Linear Logic and Defeasible Logic have been adopted to formalise different features of knowledge representation: consumption of resources, and non monotonic reasoning in particular to represent exceptions. Recently, a framework to combine sub-structural features, corresponding to the consumption of resources, with defeasibility aspects to handle potentially conflicting information, has been discussed in literature, by some of the authors. Two applications emerged that are very relevant: energy management and business process management. We illustrate a set of guide lines to determine how to apply linear defeasible logic to those contexts.
In this paper we propose an extension of Defeasible Logic to represent and compute three concepts of defeasible permission. In particular, we discuss different types of explicit permissive norms that work as exceptions to opposite obligations. Moreover, we show how strong permissions can be represented both with, and without introducing a new consequence relation for inferring conclusions from explicit permissive norms. Finally, we illustrate how a preference operator applicable to contrary-to-duty obligations can be combined with a new operator representing ordered sequences of strong permissions which derogate from prohibitions. The logical system is studied from a computational standpoint and is shown to have liner computational complexity.
The paper proposes a fresh look at the concept of goal and advances that motivational attitudes like desire, goal and intention are just facets of the broader notion of (acceptable) outcome. We propose to encode the preferences of an agent as sequences of "alternative acceptable outcomes". We then study how the agent's beliefs and norms can be used to filter the mental attitudes out of the sequences of alternative acceptable outcomes. Finally, we formalise such intuitions in a novel Modal Defeasible Logic and we prove that the resulting formalisation is computationally feasible.
There are several contexts of non-monotonic reasoning where a priority between rules is established whose purpose is preventing conflicts. One formalism that has been widely employed for non-monotonic reasoning is the sceptical one known as Defeasible Logic. In Defeasible Logic the tool used for conflict resolution is a preference relation between rules, that establishes the priority among them. In this paper we investigate how to modify such a preference relation in a defeasible logic theory in order to change the conclusions of the theory itself. We argue that the approach we adopt is applicable to legal reasoning where users, in general, cannot change facts or rules, but can propose their preferences about the relative strength of the rules. We provide a comprehensive study of the possible combinatorial cases and we identify and analyse the cases where the revision process is successful. After this analysis, we identify three revision/update operators and study them against the AGM postulates for belief revision operators, to discover that only a part of these postulates are satisfied by the three operators.

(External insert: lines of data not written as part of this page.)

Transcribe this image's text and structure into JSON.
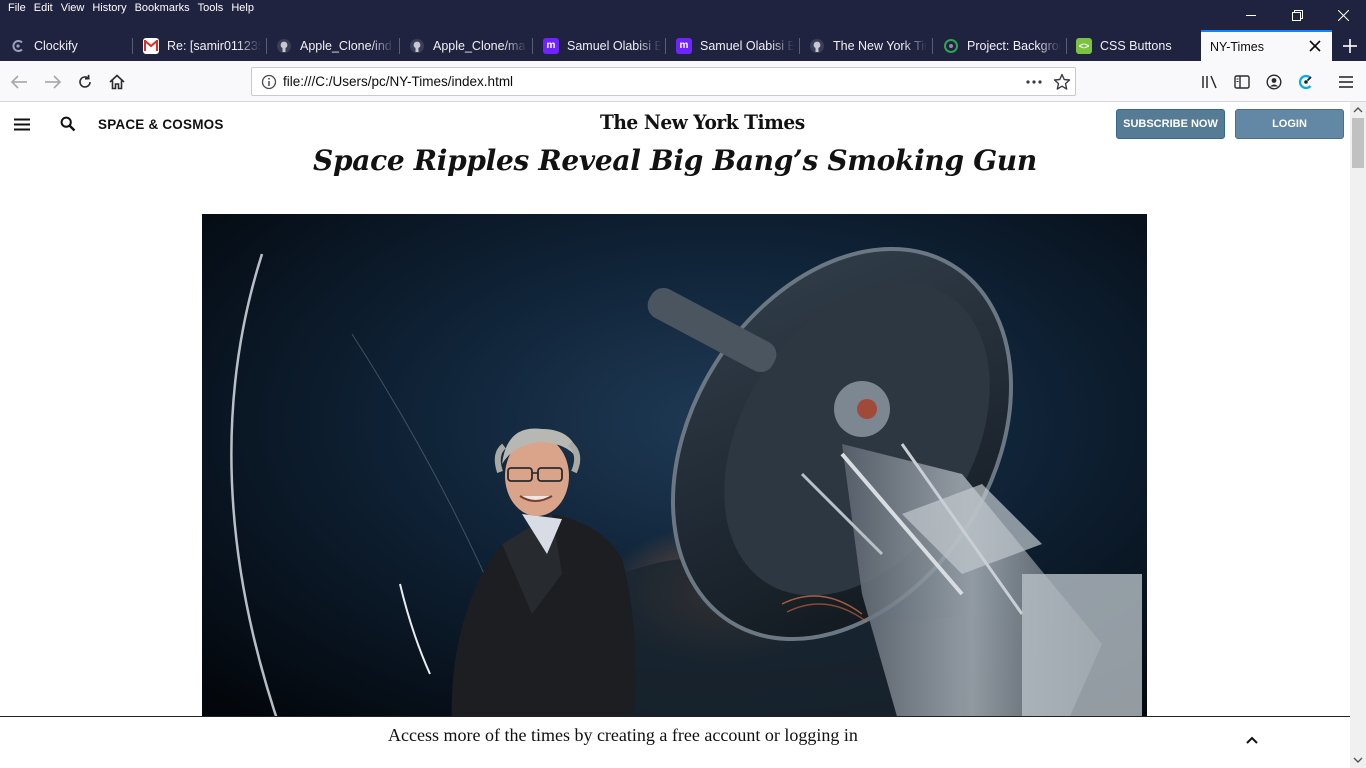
{
  "menubar": {
    "items": [
      "File",
      "Edit",
      "View",
      "History",
      "Bookmarks",
      "Tools",
      "Help"
    ]
  },
  "tabs": [
    {
      "title": "Clockify",
      "icon": "clockify-icon"
    },
    {
      "title": "Re: [samir011235/",
      "icon": "gmail-icon"
    },
    {
      "title": "Apple_Clone/ind",
      "icon": "github-icon"
    },
    {
      "title": "Apple_Clone/ma",
      "icon": "github-icon"
    },
    {
      "title": "Samuel Olabisi B",
      "icon": "microverse-icon"
    },
    {
      "title": "Samuel Olabisi B",
      "icon": "microverse-icon"
    },
    {
      "title": "The New York Tin",
      "icon": "github-icon"
    },
    {
      "title": "Project: Backgrou",
      "icon": "project-icon"
    },
    {
      "title": "CSS Buttons",
      "icon": "css-icon"
    },
    {
      "title": "NY-Times",
      "icon": "none",
      "active": true
    }
  ],
  "navbar": {
    "url": "file:///C:/Users/pc/NY-Times/index.html"
  },
  "page": {
    "section": "SPACE & COSMOS",
    "logo": "The New York Times",
    "subscribe": "SUBSCRIBE NOW",
    "login": "LOGIN",
    "headline": "Space Ripples Reveal Big Bang’s Smoking Gun",
    "bottom_message": "Access more of the times by creating a free account or logging in"
  },
  "colors": {
    "chrome": "#202340",
    "accent": "#0a84ff",
    "subscribe_bg": "#567b95",
    "login_bg": "#6288a5"
  }
}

This paper formally compares some central notions from two well-known formalisms for rule-based argumentation, DeLP and ASPIC+. The comparisons especially focus on intuitive adequacy and inter-translatability, consistency, and closure properties. As for differences in the definitions of arguments and attack, it turns out that DeLP's definitions are intuitively appealing but that they may not fully comply with Caminada and Amgoud's rationality postulates of strict closure and indirect consistency. For some special cases, the DeLP definitions are shown to fare better than ASPIC+. Next, it is argued that there are reasons to consider a variant of DeLP with grounded semantics, since in some examples its current notion of warrant arguably has counterintuitive consequences and may lead to sets of warranted arguments that are not admissible. Finally, under some minimality and consistency assumptions on ASPIC+ arguments, a one-to-many correspondence between ASPIC+ arguments and DeLP arguments is identified in such a way that if the DeLP warranting procedure is changed to grounded semantics, then DeLP notion of warrant and ASPIC+'s notion of justification are equivalent. This result is proven for three alternative definitions of attack.